Dynamic duo: science and engineering
Choi has built his career on a foundation of biomechanical and chemical engineering and bioscience. Early on, he realized that applying engineering concepts to medical science had the potential to lead to great advances in health care.
“I want to bridge the gap between engineering and medical science,” he says. There’s still a huge gap between the two disciplines, and “engineers can do so many things to make it better.”
Before joining the University of Alberta, Choi was a research assistant professor at the University of Cincinnati, where he was the principal investigator on an oral vaccine delivery project. He holds degrees in ceramic engineering from Yonsei University in Korea and, for his PhD, studied biomedical engineering at UCLA and the University of Cincinnati. He worked in the private sector before pursuing post-doctoral research at Georgia Tech.
Pursuing research in solid oral vaccines
To prepare for pandemics, such as influenza outbreaks, countries need to produce large quantities of vaccine. However, Choi points out, current influenza vaccines are liquids that require storage at 4 °C and only last 6 or 12 months depending on vaccine type.
“Because they are unstable, it is not technically feasible to stockpile (liquid) vaccines. So, the idea is to develop solid vaccines – to embed vaccine particles in a solid matrix, like a candy. They’re stable and edible, and we don't need needles to deliver them.”
Choi foresees a day when people will buy solid vaccines at their local pharmacy and take them at home. Solid vaccines have no needle-related safety problems and no storage issues. He predicts that they will remain stable for longer than 2 years at ambient conditions.
So far, Choi has developed the structure of a solid vaccine delivery system. He is in the midst of laboratory testing and expects to complete studies showing that a solid vaccine can retain its efficacy in a gastric environment in about one year. His next challenge will be to test the stability of the solid formulation under different environmental conditions.
The dual challenge will determine the solid vaccine’s ability to survive both internal and external environments. For these experiments, he is using a solid vaccine formulated to immunize against the H1N1 and H5N1 strains of influenza.

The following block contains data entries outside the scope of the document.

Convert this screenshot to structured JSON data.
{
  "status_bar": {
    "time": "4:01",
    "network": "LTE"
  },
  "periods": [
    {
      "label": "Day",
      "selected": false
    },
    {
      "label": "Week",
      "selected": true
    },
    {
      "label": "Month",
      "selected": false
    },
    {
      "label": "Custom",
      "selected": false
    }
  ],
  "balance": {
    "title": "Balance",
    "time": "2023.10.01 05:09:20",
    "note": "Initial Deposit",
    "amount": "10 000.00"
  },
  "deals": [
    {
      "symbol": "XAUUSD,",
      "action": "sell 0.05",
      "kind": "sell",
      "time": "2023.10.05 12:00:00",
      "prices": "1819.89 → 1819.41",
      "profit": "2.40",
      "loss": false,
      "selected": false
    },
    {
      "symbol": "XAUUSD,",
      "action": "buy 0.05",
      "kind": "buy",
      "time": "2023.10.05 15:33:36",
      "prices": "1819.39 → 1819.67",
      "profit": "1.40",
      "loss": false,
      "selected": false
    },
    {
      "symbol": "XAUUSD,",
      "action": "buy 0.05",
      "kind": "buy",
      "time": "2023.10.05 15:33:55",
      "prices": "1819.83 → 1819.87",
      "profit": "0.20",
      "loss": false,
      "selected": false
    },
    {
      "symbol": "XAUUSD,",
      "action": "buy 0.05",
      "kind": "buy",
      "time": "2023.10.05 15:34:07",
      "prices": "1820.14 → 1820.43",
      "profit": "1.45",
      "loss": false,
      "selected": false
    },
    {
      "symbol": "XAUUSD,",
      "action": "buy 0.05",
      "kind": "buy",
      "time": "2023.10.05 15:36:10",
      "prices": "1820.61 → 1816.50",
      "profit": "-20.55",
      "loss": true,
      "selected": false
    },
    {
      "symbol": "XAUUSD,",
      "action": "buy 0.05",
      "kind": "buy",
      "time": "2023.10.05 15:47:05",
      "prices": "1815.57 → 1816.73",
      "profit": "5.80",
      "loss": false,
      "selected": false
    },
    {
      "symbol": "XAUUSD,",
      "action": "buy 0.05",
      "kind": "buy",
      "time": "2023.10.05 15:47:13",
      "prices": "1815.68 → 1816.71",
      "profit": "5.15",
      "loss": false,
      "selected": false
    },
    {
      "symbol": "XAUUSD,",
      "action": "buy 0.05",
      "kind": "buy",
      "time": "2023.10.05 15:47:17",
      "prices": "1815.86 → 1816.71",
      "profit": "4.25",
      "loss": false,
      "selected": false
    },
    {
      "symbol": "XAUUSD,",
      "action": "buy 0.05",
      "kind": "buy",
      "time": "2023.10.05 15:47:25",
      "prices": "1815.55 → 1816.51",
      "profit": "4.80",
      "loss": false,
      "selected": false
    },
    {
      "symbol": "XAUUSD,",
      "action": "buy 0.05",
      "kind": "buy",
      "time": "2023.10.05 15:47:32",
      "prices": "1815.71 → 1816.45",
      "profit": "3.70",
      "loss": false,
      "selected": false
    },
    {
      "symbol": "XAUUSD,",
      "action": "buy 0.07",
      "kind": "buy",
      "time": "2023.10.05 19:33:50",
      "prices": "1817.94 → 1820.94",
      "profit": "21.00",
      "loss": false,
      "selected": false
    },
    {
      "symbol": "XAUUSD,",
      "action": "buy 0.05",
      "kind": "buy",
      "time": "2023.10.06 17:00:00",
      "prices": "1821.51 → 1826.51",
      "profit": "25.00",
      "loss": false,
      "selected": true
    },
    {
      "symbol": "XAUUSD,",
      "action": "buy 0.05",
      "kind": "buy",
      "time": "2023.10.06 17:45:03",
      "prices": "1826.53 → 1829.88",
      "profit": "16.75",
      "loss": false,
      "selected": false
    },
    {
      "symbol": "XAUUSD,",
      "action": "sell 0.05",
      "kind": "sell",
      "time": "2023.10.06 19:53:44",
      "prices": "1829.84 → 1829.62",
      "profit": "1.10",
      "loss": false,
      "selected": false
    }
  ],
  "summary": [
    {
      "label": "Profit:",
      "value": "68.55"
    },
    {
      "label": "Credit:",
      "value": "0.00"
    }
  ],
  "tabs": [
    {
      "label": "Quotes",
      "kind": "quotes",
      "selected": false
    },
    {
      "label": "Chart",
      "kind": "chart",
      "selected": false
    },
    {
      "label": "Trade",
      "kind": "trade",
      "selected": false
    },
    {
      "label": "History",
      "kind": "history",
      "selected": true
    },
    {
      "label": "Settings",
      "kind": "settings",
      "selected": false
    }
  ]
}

Choi decided to pursue solid vaccine research in Edmonton because of “good infrastructure and great scientists with specialities in vaccines and immunology. It’s a really good environment in which to find collaborators. Research-wise, it’s just a great environment.”